Kata Rocks
THE PAVILIONS PHUKET BRITISH INTERNATIONAL SCHOOL, PHUKET Kata Rocks
Login | Create Account Poll Currency Weather Facebook Youtube Search

Arrests reveal compromise in online privacy

BANGKOK: Details of lese majeste charges last week against two of the eight administrators who ran a Facebook page making fun of Prime Minister Prayut Chan-o-cha has raised concern among netizens over the state of online privacy in Thailand.

crimetechnologypolicepolitics
By Bangkok Post

Wednesday 4 May 2016, 09:21AM


It is no secret the Royal Thai Army bought products from Hacking Team Co, an Italian spyware vendor, in 2014. Photo: Bangkok Post

It is no secret the Royal Thai Army bought products from Hacking Team Co, an Italian spyware vendor, in 2014. Photo: Bangkok Post

In addition to sedition and computer crime charges, Harit Mahaton and Natthika Worathaiyawich were accused of insulting the monarchy based on personal messages in Facebook’s chat function or standalone Messenger app.

The same goes for Burin Intin, a member of the Resistant Citizen group, who was arrested on the same charges last Thursday (Apr 28).

All three were denied bail.

The initial explanation netizens came up with was that it was possible their phones were always online and already connected to Facebook. When they were seized, officials can readily access it. But later reports suggested this might not be the case.

Mr Narit reportedly told a friend who visited him that authorities had shown him screenshots of the messages and used them as evidence.

He said officials had not forced him to give his Facebook password nor seized his cell phone.

Mr Narit warned it was no longer safe to send private messages to the inbox.

“Officers showed me the screenshots and asked me whom I was referring to,” Fahroong Srikhao quoted Mr Harit as saying on Facebook on Monday (May 2).

“It doesn’t matter what the message is – even an invitation for a drink – they can access it. I’d like someone to ask Facebook Thailand about this and I repeat again inbox chat is no longer private,” Mr Harit said.

Ms Natthika claimed she did not know Mr Harit well enough to chat with him, suggesting the evidence might have been fabricated.

Another explanation on how authorities got hold of the message screenshots is their Facebook accounts might have been hacked.

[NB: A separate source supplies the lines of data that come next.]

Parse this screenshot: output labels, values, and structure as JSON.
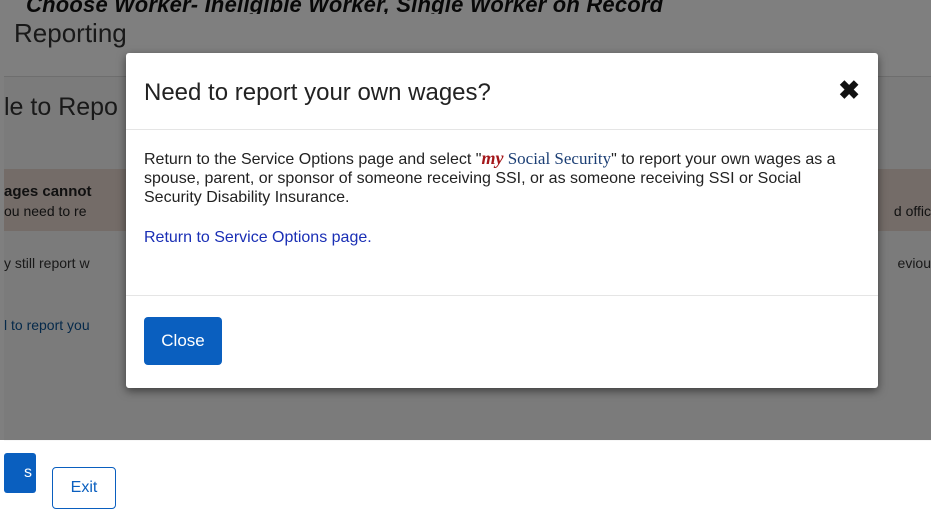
{
  "document": {
    "caption": "Choose Worker- Ineligible Worker, Single Worker on Record"
  },
  "background": {
    "heading": "Reporting",
    "panel_title": "le to Repo",
    "alert_strong": "ages cannot",
    "alert_text": "ou need to re",
    "alert_text_right": "d offic",
    "text_line": "y still report w",
    "text_line_right": "eviou",
    "link": "l to report you",
    "primary_button": "s",
    "exit_button": "Exit"
  },
  "modal": {
    "title": "Need to report your own wages?",
    "close_icon": "✖",
    "body": {
      "prefix": "Return to the Service Options page and select \"",
      "brand_my": "my",
      "brand_social_security": " Social Security",
      "suffix": "\" to report your own wages as a spouse, parent, or sponsor of someone receiving SSI, or as someone receiving SSI or Social Security Disability Insurance.",
      "link": "Return to Service Options page."
    },
    "close_button": "Close"
  },
  "colors": {
    "primary": "#0a5fbf",
    "brand_red": "#a4161a",
    "link": "#1a2fb5"
  }
}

While there has been no evidence of hacking, it is no secret the Royal Thai Army bought products from Hacking Team Co, an Italian spyware vendor, in 2014.

The last theory is Facebook agreed to hand over to authorities such information, an unlikely scenario given Facebook’s privacy policy.

Since the May 22, 2014 coup, Facebook has resisted requests by authorities to block some pages they found offensive.

Six days after the putsch, Facebook was inaccessible for 30-60 minutes, causing an uproar among netizens who had already anticipated some form of restriction on the popular social network.

The junta claimed a technical glitch was to blame but a telecom executive later admitted his company was instructed to block access by the junta.

Since then, Facebook has been working normally. Even today some of the pages of suspects wanted for lese majeste or political charges are still accessible in Thailand.

Section 112 of the Criminal Code, or the lese majeste law, does not limit the crime only to public sphere, so personal correspondence can be used as evidence as well.

Read original story here.

 

 

Comment on this story

* Please login to comment. If you do not have an account please register below by simply entering a username, password and email address. You can still leave your comment below at the same time.

Comments Here:
Comments Left:
# Characters
Username:
Password:
E-mail:
Security:

Be the first to comment.

Have a news tip-off? Click here

 

Phuket community
Phuket airport taxi driver charged for stabbing fellow driver after ‘joking’ gets out of hand

When Phuket RTP starts check at Phuket International Airport to check any taxi and minivan driver or...(Read More)


Phuket Police say investigation into Finnish teen’s death inconclusive

"Calling adult women "girls" demeans them and that is exactly why it is perpetuated,&...(Read More)


Operators see potential in tourist tax

Dek, thanks for your sharp reaction, in which you confirm that there is no equal treatment in Thail...(Read More)


Facial recognition leads to fake-passport arrest

Amazing things happen in Amazing Thailand. We all know that by experience. Is it not amazing tha...(Read More)


Truck driver dodges charge for dangerous load as 33 tons of rice flip semi-trailer onto its side

Whatever happened, I doubt the cop could charge him as it happen did not happen on the road... could...(Read More)


Phuket Police say investigation into Finnish teen’s death inconclusive

I'm objecting to a headline, not slang chat at a strip-club. Chauvinists will always defend thei...(Read More)


Phuket Police say investigation into Finnish teen’s death inconclusive

"Semantics," Christy, have you ever notice you are the only one complaining, and there are...(Read More)


Phuket Opinion: Diving in

It was the activities of all these diving companies that destroyed the corals in the first place....(Read More)


Facial recognition leads to fake-passport arrest

"Immigration told me that my multiple re-entry visa was wrong...."What an amazing story.Tr...(Read More)